By Mike Fasso
Who knew Gus Hansen was such a math guy? His reputation as a wild gambler has been incubated on television, where big bluffs with no pair, no draw make for great theater. What television rarely highlights is the methodical, calculating, selectively aggressive Hansen. That’s the poker player readers meet in the entertaining and instructive Every Hand Revealed, an account of Hansen’s march to victory, hand-by-hand, at the 2007 Aussie Millions no-limit hold ’em main event championship.
This type of book, providing a ticket inside the head of a great player as he makes thousands of decisions about hundreds of hands, is all too rare on the groaning shelf of fluffy, self-promoting poker titles. There are no personal anecdotes or biographical filler here — just pure poker. For each hand, Hansen gives his chip count, table position and the blind/ante level.
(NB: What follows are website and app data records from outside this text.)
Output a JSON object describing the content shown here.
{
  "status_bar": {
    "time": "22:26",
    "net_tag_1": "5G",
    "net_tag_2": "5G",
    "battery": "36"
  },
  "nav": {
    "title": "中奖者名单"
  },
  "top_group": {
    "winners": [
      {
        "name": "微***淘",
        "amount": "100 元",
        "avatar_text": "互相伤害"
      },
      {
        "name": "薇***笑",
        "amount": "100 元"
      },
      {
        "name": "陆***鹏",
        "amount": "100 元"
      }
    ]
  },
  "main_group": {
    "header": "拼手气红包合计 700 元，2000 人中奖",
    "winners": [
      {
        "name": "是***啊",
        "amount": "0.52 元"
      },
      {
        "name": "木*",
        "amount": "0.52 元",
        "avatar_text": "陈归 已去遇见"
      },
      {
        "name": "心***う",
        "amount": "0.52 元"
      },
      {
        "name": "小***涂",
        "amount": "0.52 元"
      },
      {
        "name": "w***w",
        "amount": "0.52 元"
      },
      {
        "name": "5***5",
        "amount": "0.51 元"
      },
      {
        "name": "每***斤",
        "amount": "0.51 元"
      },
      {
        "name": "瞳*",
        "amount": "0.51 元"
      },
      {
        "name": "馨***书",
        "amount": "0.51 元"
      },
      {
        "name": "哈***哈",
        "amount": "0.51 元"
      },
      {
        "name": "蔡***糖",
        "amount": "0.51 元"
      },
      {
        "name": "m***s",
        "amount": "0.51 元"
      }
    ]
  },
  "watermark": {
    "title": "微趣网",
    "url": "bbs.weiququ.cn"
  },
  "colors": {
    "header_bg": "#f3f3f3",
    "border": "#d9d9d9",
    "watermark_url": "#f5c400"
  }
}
Two factors are stressed repeatedly: aggression and adjusting to changing conditions. The tournament didn’t start well for Hansen, who drew a table that included Phil Ivey, Evelyn Ng and Kathy Liebert. After losing nearly half his 20K stack by Level 2, Hansen is grateful to get a table change and for the start of Level 3, which adds antes. The ante structure might seem like a small thing, but Hansen takes full advantage when the antes get high in relation to the blinds. At blinds of 200-400 with a 50 ante, a raise to 1,200 has the chance of winning 1,050 chips uncontested. Hansen doggedly goes after those chips in the middle and even more relentlessly defends his blinds. An example: At the 200-400/50 level, Hansen holds 5-4 offsuit in the big blind when a player in third position raises to 1,200. The small blind calls and Hansen calls, too. “I only have to call 800 more to win 3,200. Even if I am up against KK and AT I get the right price.”
He flops two pair and wins the hand. In another hand at this level, Hansen reraises in the big blind with K7 offsuit after the cutoff opens for 1,300. Late-position raises get little respect, and in this case the raiser folds. Later, playing six-handed: “Everybody folds to my button and with two fairly tight players in the small and big blind I am going for the steal just about 100 percent of the time.” His hand? Seven-three offsuit. In this case one of the blinds doesn’t oblige and goes all-in, forcing a fold.
As these examples show, Hansen’s raises and reraises are not dependent on having premium hands. Of the 850 hands he was dealt, only 22 were top-notch. But Hansen entered pots anyway, sometimes with “napkins,” and took what the table would give him. In all, he won an amazing 55 hands in the tournament uncontested.
The strategy carried through to post-flop play, where his aggression was based on simple math. Hansen knows most hands will not connect with the flop. He’ll likely win when his hand does connect. If his opponent connects and he doesn’t, he’ll likely lose. If both connect, there may be fireworks. But in the key fourth possibility, when neither connects, Hansen is likely to be the aggressor, showing that “nothing” is good enough if you’re willing to go after the pot.
It is the contested pots, however, that give the deepest look into the player’s thinking. Hansen helpfully indexes 21 crucial hands on his way to the championship. In one at the 6K-12K/2K level, starting with 807K chips, he open-raises with A6 offsuit to 39K and is called by Paul Wasicka in the big blind. On a flop of 8-7-5 rainbow, Wasicka checks, Hansen bets 52K and Wasicka raises all-in for 386K. Hansen goes to work breaking it down: “532,000 in the middle — 334,000 to call — 38.6 percent winning chance is what I need!” He then runs through 12 possible scenarios and calculates his winning chances against all of them. Needless to say, this kind of detailed analysis is not possible at the table, but as Hansen points out, making rough estimates on the fly is essential to winning poker. He puts Wasicka on everything from a set to a gutshot semi-bluff, calculating his winning chances at from 25 to 74 percent. In the end, he admits he has no clue what his opponent is holding, “but if I fold this hand and Mr. Wasicka shows me a total airball, I will definitely lose some momentum.” Hansen makes the call, and Wasicka flips over … well, I won’t spoil it.
Hansen’s run isn’t error-free, and he’s tough on himself when he goes wrong. There are missed bets, missed raises, bad reads, even one case where he didn’t realize he had the nut flush and nearly mucked his hand.
Through it all, he writes with a clear, casual style that threads the line between overly technical and overly chatty. The book closes with a section of statistics, including this stunner: Hansen limped only 19 times, a number he considers high. He also fired out continuation bets at just about his target rate, 80 percent. And he had all his chips in the middle only four times. The junk hands Hansen played (89 to be exact) are grouped in the category, “Don’t Try This at Home,” but the average player could do a lot worse than to pattern his play after one of the most thoughtful and successful tournament players around.